▸ **The task**:
Whenever a line in the data contains "JSON", show that line.

▸ **Data supplied**:
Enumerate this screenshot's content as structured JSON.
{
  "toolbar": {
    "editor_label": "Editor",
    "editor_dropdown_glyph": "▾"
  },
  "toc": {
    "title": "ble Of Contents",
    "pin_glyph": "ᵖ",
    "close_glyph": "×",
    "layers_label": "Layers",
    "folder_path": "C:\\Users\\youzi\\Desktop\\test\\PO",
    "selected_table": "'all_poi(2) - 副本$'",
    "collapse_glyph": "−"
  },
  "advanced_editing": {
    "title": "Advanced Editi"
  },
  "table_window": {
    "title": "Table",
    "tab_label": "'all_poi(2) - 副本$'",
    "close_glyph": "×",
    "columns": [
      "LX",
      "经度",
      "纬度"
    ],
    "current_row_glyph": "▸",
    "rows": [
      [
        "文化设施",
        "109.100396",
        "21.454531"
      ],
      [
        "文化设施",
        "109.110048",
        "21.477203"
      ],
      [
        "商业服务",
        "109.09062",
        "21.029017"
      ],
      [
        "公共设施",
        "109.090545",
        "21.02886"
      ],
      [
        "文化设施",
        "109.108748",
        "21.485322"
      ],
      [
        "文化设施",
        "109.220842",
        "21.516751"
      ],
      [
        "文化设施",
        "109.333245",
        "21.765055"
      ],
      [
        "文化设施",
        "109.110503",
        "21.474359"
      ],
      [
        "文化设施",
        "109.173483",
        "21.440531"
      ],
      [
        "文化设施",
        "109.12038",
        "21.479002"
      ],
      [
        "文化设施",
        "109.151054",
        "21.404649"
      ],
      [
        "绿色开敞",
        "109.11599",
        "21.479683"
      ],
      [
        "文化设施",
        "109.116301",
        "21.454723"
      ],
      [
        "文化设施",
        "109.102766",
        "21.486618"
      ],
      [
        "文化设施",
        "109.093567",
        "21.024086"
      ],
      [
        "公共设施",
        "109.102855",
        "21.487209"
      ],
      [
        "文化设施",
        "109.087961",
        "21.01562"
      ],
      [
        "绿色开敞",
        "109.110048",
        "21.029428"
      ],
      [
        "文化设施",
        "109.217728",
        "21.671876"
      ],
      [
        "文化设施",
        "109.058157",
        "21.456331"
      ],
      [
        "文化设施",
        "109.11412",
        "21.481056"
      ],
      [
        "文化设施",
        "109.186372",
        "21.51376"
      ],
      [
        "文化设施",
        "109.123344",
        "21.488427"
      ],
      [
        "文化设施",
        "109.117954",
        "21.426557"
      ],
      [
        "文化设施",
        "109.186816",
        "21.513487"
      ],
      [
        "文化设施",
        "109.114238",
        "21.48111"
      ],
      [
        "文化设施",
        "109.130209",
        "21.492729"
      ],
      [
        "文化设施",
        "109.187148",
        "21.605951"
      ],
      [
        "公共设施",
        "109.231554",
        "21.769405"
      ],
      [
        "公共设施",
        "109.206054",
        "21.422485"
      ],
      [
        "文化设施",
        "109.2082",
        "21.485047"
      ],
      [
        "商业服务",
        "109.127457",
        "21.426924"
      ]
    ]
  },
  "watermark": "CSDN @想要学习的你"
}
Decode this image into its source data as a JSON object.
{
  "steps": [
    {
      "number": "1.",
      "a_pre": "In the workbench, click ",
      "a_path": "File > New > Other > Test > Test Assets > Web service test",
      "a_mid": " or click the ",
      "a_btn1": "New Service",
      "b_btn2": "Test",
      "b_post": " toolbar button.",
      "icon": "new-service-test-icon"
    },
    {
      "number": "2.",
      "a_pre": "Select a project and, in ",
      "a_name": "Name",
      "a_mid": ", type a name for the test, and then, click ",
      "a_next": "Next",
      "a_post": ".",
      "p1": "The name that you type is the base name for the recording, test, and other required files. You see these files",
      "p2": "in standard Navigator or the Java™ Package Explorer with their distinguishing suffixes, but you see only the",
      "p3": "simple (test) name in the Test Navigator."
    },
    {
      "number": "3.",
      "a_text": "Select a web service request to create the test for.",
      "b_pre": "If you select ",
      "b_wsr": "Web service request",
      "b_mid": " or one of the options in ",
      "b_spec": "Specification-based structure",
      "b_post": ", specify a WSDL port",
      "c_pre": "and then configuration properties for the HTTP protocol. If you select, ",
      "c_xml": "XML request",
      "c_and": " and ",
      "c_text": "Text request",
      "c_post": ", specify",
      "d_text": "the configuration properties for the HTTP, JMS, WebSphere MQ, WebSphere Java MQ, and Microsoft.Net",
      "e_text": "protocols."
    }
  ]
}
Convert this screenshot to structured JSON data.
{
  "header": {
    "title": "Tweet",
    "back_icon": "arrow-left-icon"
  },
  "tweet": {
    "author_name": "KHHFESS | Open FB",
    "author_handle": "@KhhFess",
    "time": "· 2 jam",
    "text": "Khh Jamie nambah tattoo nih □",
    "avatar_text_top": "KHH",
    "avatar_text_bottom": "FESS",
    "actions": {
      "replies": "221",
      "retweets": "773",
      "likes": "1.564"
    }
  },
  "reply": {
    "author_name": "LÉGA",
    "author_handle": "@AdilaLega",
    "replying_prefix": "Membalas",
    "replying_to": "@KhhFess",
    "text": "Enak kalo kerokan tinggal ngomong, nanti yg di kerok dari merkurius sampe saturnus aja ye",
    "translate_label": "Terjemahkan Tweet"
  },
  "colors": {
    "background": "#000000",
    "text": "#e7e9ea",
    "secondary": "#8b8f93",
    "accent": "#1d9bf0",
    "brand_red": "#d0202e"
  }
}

▸ **Solution to this exercise**:
Enumerate this screenshot's content as structured JSON.
Decode this image into its source data as a JSON object.
Convert this screenshot to structured JSON data.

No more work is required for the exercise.